BEGIN Material to process

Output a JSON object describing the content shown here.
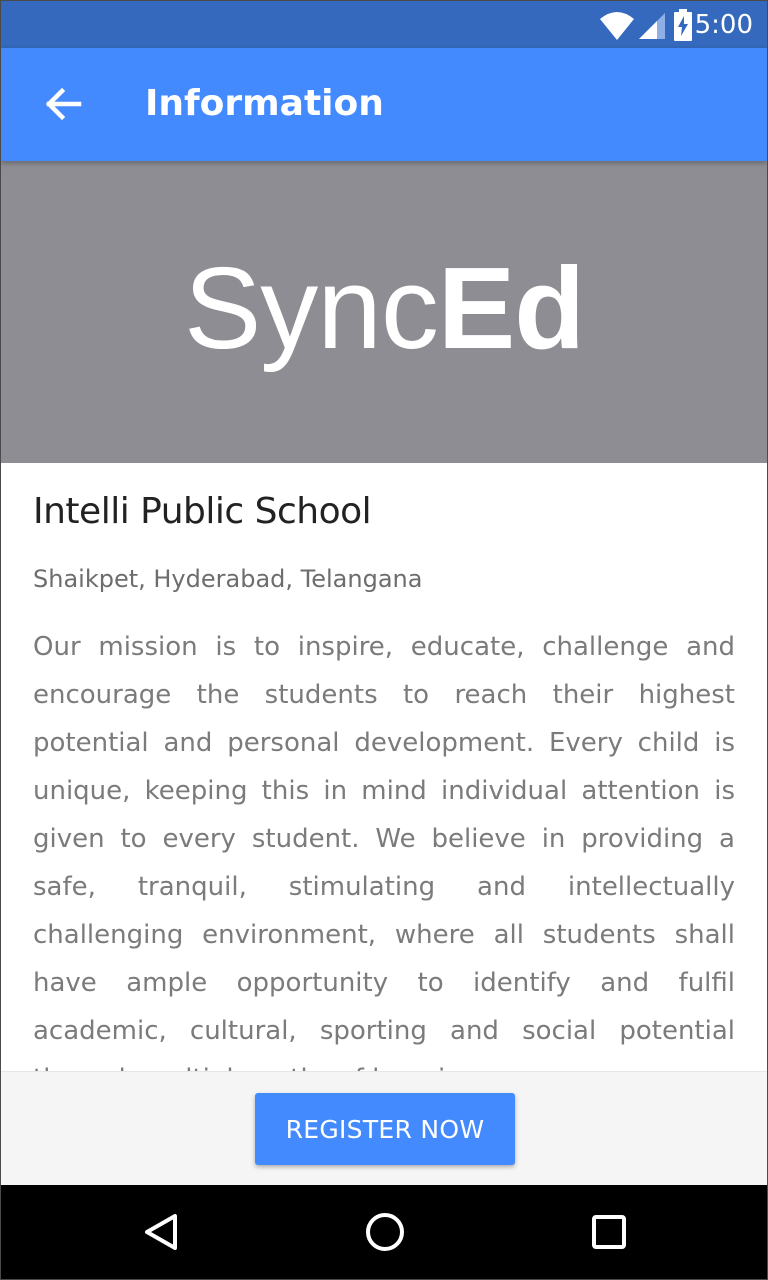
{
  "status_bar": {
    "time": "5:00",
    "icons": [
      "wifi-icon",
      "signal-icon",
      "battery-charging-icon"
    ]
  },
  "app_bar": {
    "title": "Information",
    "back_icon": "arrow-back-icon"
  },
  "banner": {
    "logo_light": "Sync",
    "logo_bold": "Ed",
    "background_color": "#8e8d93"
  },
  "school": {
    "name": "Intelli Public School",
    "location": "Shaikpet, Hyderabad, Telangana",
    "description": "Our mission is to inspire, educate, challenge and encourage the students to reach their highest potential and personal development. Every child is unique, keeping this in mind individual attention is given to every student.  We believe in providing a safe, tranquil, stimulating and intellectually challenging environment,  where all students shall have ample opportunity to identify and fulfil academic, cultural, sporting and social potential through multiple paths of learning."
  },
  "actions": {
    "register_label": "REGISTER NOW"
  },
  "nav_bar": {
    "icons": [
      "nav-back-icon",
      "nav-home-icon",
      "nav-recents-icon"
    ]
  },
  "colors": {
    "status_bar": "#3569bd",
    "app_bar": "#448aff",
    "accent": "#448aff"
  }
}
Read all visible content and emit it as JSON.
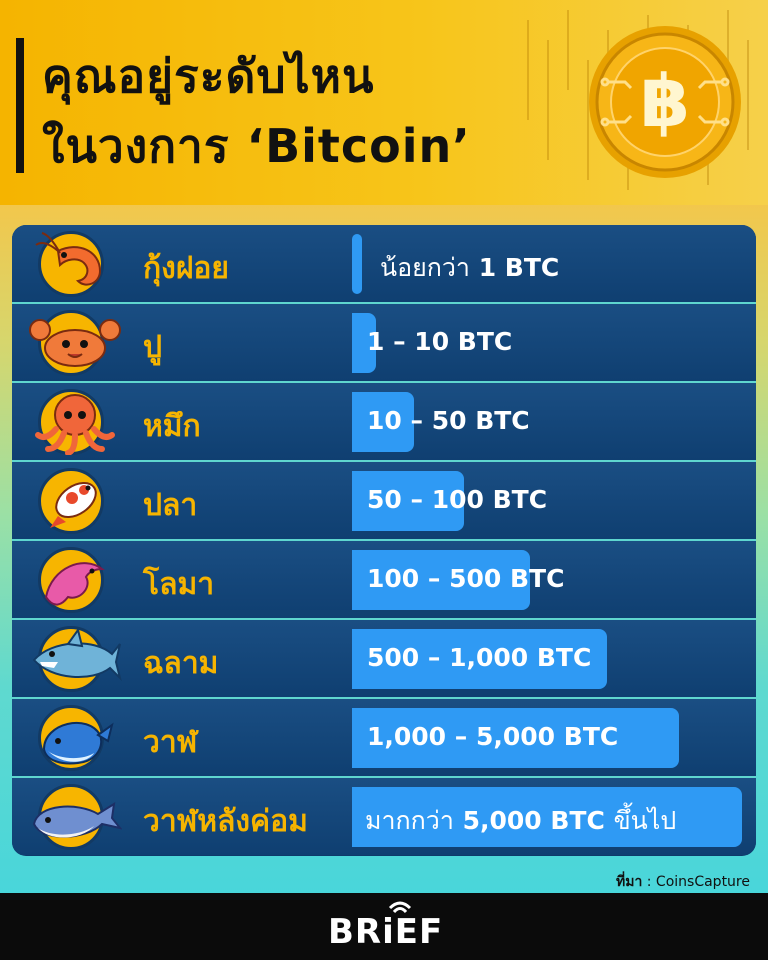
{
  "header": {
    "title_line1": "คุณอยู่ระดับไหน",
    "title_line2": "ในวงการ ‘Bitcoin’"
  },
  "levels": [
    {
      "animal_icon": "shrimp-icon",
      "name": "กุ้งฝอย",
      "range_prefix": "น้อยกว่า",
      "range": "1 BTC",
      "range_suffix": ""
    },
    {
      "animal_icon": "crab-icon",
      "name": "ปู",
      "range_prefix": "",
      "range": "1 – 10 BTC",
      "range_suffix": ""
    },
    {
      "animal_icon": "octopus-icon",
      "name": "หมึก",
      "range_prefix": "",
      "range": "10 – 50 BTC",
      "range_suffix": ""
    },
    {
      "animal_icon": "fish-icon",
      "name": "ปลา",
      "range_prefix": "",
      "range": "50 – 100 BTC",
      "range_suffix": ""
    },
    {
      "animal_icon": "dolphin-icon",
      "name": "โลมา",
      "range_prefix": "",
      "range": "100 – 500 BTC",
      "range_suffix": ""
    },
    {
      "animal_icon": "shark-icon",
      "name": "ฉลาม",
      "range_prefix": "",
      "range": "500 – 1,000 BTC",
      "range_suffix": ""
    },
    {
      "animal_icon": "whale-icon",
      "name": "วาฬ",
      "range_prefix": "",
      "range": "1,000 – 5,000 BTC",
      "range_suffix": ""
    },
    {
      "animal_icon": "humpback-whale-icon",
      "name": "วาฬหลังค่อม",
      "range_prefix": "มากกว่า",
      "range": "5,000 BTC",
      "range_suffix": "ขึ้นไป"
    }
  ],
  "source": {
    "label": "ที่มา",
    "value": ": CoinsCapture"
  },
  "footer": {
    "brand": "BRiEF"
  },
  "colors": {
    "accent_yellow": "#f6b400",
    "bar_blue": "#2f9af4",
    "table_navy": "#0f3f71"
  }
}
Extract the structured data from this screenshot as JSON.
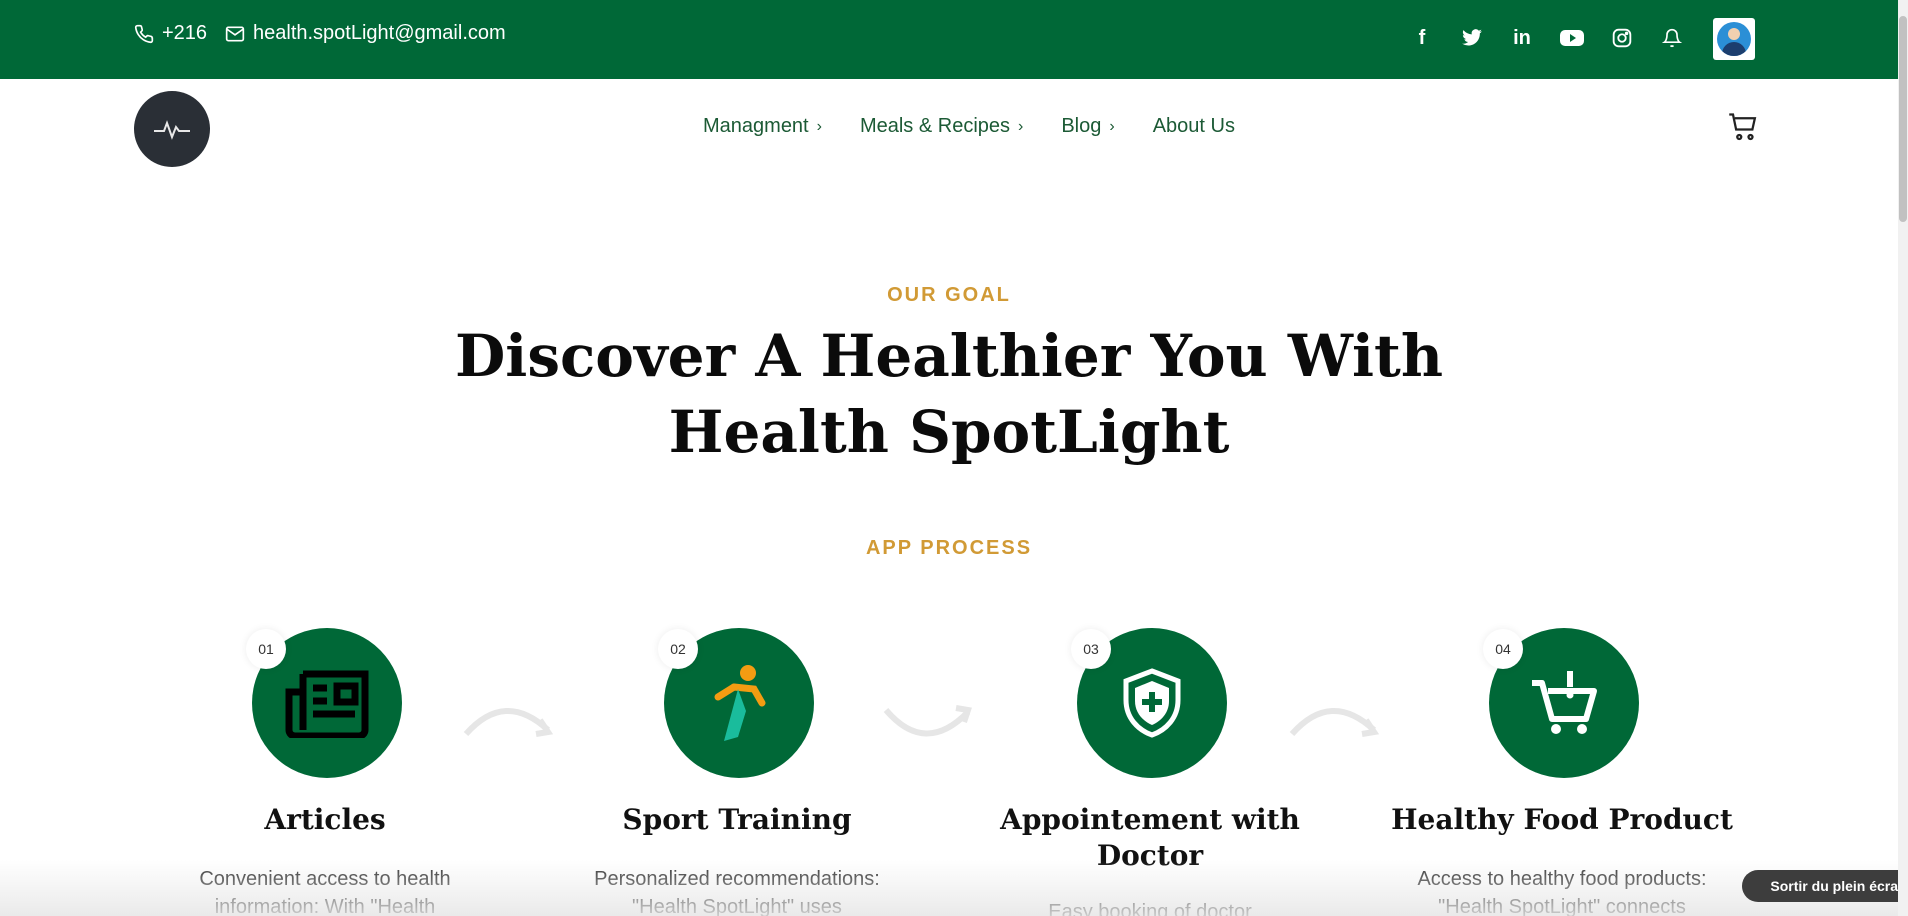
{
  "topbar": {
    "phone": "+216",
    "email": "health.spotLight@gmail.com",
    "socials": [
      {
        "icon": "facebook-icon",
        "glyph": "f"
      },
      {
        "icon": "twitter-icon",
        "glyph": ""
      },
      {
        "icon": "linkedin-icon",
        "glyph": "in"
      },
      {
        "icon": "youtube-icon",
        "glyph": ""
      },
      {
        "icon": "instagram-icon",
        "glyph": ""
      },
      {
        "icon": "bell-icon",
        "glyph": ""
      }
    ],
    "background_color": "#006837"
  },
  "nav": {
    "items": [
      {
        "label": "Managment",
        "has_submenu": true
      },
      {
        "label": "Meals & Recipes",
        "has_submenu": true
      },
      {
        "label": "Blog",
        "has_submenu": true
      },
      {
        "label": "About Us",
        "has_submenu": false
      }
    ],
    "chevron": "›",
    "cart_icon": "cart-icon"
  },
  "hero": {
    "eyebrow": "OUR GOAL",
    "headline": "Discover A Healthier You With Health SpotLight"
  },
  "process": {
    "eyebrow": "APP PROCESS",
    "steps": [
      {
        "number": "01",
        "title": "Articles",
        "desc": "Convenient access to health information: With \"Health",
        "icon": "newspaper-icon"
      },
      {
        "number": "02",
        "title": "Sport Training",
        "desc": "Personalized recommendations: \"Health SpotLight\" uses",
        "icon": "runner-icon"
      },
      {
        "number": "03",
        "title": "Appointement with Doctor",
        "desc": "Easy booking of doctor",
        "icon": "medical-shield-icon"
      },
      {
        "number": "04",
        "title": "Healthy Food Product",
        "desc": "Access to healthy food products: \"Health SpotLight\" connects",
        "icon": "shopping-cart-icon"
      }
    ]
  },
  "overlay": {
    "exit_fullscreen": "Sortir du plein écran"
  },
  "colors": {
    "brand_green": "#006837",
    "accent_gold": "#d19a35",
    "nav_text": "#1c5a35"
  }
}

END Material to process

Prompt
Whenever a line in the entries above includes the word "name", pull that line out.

Task output
    "name": "Intelli Public School",
      "name": "กุ้งฝอย",
      "name": "ปู",
      "name": "หมึก",
      "name": "ปลา",
      "name": "โลมา",
      "name": "ฉลาม",
      "name": "วาฬ",
      "name": "วาฬหลังค่อม",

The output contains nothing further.